- **Extracted information**:
Segment Open

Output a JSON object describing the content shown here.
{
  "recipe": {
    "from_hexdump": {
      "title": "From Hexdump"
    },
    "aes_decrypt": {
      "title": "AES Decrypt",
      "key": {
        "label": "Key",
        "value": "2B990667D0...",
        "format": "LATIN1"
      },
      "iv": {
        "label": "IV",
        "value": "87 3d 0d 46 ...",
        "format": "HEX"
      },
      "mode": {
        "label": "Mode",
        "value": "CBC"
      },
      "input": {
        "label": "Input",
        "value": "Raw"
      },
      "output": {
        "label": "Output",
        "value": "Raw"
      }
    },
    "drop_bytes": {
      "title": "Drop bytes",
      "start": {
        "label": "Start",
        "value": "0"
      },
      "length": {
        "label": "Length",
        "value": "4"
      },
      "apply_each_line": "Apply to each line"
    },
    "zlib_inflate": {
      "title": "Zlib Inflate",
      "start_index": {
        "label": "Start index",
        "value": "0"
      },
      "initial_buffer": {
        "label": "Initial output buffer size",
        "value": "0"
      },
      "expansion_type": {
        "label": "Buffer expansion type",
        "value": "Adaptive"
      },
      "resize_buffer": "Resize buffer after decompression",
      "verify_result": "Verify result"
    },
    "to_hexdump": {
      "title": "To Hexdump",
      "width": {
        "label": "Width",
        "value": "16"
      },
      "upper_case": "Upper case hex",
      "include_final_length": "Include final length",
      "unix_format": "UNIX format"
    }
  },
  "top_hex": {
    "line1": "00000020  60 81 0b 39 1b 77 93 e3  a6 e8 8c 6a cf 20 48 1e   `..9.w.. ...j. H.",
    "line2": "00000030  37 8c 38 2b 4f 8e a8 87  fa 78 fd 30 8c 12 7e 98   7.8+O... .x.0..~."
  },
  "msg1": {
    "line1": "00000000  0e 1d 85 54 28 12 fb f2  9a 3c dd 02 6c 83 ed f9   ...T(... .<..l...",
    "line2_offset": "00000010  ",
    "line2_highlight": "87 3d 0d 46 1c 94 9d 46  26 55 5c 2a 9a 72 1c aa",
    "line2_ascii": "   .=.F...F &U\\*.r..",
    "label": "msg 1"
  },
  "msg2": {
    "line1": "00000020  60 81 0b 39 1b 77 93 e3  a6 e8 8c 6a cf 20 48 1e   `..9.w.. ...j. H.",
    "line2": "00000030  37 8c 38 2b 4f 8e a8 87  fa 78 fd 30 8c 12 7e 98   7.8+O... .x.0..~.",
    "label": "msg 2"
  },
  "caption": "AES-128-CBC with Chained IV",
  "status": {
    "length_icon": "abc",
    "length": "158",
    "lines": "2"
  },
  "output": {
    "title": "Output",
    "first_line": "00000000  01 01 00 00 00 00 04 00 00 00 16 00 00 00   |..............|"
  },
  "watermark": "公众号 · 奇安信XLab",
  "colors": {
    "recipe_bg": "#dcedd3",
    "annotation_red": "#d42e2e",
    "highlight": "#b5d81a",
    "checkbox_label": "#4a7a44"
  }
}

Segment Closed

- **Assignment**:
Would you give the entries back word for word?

- **Your response**:
Output a JSON object describing the content shown here.
{
  "recipe": {
    "from_hexdump": {
      "title": "From Hexdump"
    },
    "aes_decrypt": {
      "title": "AES Decrypt",
      "key": {
        "label": "Key",
        "value": "2B990667D0...",
        "format": "LATIN1"
      },
      "iv": {
        "label": "IV",
        "value": "87 3d 0d 46 ...",
        "format": "HEX"
      },
      "mode": {
        "label": "Mode",
        "value": "CBC"
      },
      "input": {
        "label": "Input",
        "value": "Raw"
      },
      "output": {
        "label": "Output",
        "value": "Raw"
      }
    },
    "drop_bytes": {
      "title": "Drop bytes",
      "start": {
        "label": "Start",
        "value": "0"
      },
      "length": {
        "label": "Length",
        "value": "4"
      },
      "apply_each_line": "Apply to each line"
    },
    "zlib_inflate": {
      "title": "Zlib Inflate",
      "start_index": {
        "label": "Start index",
        "value": "0"
      },
      "initial_buffer": {
        "label": "Initial output buffer size",
        "value": "0"
      },
      "expansion_type": {
        "label": "Buffer expansion type",
        "value": "Adaptive"
      },
      "resize_buffer": "Resize buffer after decompression",
      "verify_result": "Verify result"
    },
    "to_hexdump": {
      "title": "To Hexdump",
      "width": {
        "label": "Width",
        "value": "16"
      },
      "upper_case": "Upper case hex",
      "include_final_length": "Include final length",
      "unix_format": "UNIX format"
    }
  },
  "top_hex": {
    "line1": "00000020  60 81 0b 39 1b 77 93 e3  a6 e8 8c 6a cf 20 48 1e   `..9.w.. ...j. H.",
    "line2": "00000030  37 8c 38 2b 4f 8e a8 87  fa 78 fd 30 8c 12 7e 98   7.8+O... .x.0..~."
  },
  "msg1": {
    "line1": "00000000  0e 1d 85 54 28 12 fb f2  9a 3c dd 02 6c 83 ed f9   ...T(... .<..l...",
    "line2_offset": "00000010  ",
    "line2_highlight": "87 3d 0d 46 1c 94 9d 46  26 55 5c 2a 9a 72 1c aa",
    "line2_ascii": "   .=.F...F &U\\*.r..",
    "label": "msg 1"
  },
  "msg2": {
    "line1": "00000020  60 81 0b 39 1b 77 93 e3  a6 e8 8c 6a cf 20 48 1e   `..9.w.. ...j. H.",
    "line2": "00000030  37 8c 38 2b 4f 8e a8 87  fa 78 fd 30 8c 12 7e 98   7.8+O... .x.0..~.",
    "label": "msg 2"
  },
  "caption": "AES-128-CBC with Chained IV",
  "status": {
    "length_icon": "abc",
    "length": "158",
    "lines": "2"
  },
  "output": {
    "title": "Output",
    "first_line": "00000000  01 01 00 00 00 00 04 00 00 00 16 00 00 00   |..............|"
  },
  "watermark": "公众号 · 奇安信XLab",
  "colors": {
    "recipe_bg": "#dcedd3",
    "annotation_red": "#d42e2e",
    "highlight": "#b5d81a",
    "checkbox_label": "#4a7a44"
  }
}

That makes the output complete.